_What you have to do_
Keeping every character in place, output all the data.

_Data section_

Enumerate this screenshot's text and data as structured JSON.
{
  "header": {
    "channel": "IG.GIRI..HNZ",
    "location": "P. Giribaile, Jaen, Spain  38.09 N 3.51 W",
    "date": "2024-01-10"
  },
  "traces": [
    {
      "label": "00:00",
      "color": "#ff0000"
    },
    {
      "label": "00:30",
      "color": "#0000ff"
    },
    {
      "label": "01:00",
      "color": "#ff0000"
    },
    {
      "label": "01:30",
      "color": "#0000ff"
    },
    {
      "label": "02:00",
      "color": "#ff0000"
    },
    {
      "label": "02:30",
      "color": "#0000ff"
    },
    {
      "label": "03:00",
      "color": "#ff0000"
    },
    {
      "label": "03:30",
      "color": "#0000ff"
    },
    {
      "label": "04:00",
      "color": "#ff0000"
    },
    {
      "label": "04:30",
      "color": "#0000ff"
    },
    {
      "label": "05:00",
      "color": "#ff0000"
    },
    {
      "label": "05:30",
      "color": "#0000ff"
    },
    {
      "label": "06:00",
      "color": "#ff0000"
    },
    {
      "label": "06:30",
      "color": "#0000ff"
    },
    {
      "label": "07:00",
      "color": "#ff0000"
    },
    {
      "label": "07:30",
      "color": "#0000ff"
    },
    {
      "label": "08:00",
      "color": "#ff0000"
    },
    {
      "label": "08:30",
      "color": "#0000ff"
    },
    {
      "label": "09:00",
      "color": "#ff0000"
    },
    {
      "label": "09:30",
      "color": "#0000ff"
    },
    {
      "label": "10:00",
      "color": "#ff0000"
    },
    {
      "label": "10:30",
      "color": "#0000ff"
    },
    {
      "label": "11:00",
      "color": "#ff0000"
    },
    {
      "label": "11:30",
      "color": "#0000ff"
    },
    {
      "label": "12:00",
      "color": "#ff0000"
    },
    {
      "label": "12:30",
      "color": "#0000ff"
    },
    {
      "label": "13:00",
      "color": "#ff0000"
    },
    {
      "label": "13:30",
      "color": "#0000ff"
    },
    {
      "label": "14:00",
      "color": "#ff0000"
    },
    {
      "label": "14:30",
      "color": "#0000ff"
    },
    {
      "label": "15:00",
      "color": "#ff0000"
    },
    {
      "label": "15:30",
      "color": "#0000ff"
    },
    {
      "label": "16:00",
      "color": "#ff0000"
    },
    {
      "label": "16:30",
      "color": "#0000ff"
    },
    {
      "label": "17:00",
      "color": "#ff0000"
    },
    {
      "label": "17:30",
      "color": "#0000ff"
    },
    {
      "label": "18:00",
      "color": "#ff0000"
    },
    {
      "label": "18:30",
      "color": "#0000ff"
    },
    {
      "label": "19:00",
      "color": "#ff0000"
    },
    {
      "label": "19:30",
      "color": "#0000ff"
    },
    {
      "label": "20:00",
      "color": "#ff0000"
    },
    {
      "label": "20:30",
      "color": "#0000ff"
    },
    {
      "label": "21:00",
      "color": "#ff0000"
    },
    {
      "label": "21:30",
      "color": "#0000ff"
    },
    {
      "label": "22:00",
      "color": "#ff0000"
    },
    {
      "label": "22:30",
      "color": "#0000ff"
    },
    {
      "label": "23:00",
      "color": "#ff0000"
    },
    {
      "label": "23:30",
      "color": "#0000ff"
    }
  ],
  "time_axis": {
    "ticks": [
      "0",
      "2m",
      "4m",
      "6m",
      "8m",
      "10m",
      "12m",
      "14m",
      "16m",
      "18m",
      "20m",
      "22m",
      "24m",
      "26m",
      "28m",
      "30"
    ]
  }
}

_Response box_
Enumerate this screenshot's text and data as structured JSON.
{
  "header": {
    "channel": "IG.GIRI..HNZ",
    "location": "P. Giribaile, Jaen, Spain  38.09 N 3.51 W",
    "date": "2024-01-10"
  },
  "traces": [
    {
      "label": "00:00",
      "color": "#ff0000"
    },
    {
      "label": "00:30",
      "color": "#0000ff"
    },
    {
      "label": "01:00",
      "color": "#ff0000"
    },
    {
      "label": "01:30",
      "color": "#0000ff"
    },
    {
      "label": "02:00",
      "color": "#ff0000"
    },
    {
      "label": "02:30",
      "color": "#0000ff"
    },
    {
      "label": "03:00",
      "color": "#ff0000"
    },
    {
      "label": "03:30",
      "color": "#0000ff"
    },
    {
      "label": "04:00",
      "color": "#ff0000"
    },
    {
      "label": "04:30",
      "color": "#0000ff"
    },
    {
      "label": "05:00",
      "color": "#ff0000"
    },
    {
      "label": "05:30",
      "color": "#0000ff"
    },
    {
      "label": "06:00",
      "color": "#ff0000"
    },
    {
      "label": "06:30",
      "color": "#0000ff"
    },
    {
      "label": "07:00",
      "color": "#ff0000"
    },
    {
      "label": "07:30",
      "color": "#0000ff"
    },
    {
      "label": "08:00",
      "color": "#ff0000"
    },
    {
      "label": "08:30",
      "color": "#0000ff"
    },
    {
      "label": "09:00",
      "color": "#ff0000"
    },
    {
      "label": "09:30",
      "color": "#0000ff"
    },
    {
      "label": "10:00",
      "color": "#ff0000"
    },
    {
      "label": "10:30",
      "color": "#0000ff"
    },
    {
      "label": "11:00",
      "color": "#ff0000"
    },
    {
      "label": "11:30",
      "color": "#0000ff"
    },
    {
      "label": "12:00",
      "color": "#ff0000"
    },
    {
      "label": "12:30",
      "color": "#0000ff"
    },
    {
      "label": "13:00",
      "color": "#ff0000"
    },
    {
      "label": "13:30",
      "color": "#0000ff"
    },
    {
      "label": "14:00",
      "color": "#ff0000"
    },
    {
      "label": "14:30",
      "color": "#0000ff"
    },
    {
      "label": "15:00",
      "color": "#ff0000"
    },
    {
      "label": "15:30",
      "color": "#0000ff"
    },
    {
      "label": "16:00",
      "color": "#ff0000"
    },
    {
      "label": "16:30",
      "color": "#0000ff"
    },
    {
      "label": "17:00",
      "color": "#ff0000"
    },
    {
      "label": "17:30",
      "color": "#0000ff"
    },
    {
      "label": "18:00",
      "color": "#ff0000"
    },
    {
      "label": "18:30",
      "color": "#0000ff"
    },
    {
      "label": "19:00",
      "color": "#ff0000"
    },
    {
      "label": "19:30",
      "color": "#0000ff"
    },
    {
      "label": "20:00",
      "color": "#ff0000"
    },
    {
      "label": "20:30",
      "color": "#0000ff"
    },
    {
      "label": "21:00",
      "color": "#ff0000"
    },
    {
      "label": "21:30",
      "color": "#0000ff"
    },
    {
      "label": "22:00",
      "color": "#ff0000"
    },
    {
      "label": "22:30",
      "color": "#0000ff"
    },
    {
      "label": "23:00",
      "color": "#ff0000"
    },
    {
      "label": "23:30",
      "color": "#0000ff"
    }
  ],
  "time_axis": {
    "ticks": [
      "0",
      "2m",
      "4m",
      "6m",
      "8m",
      "10m",
      "12m",
      "14m",
      "16m",
      "18m",
      "20m",
      "22m",
      "24m",
      "26m",
      "28m",
      "30"
    ]
  }
}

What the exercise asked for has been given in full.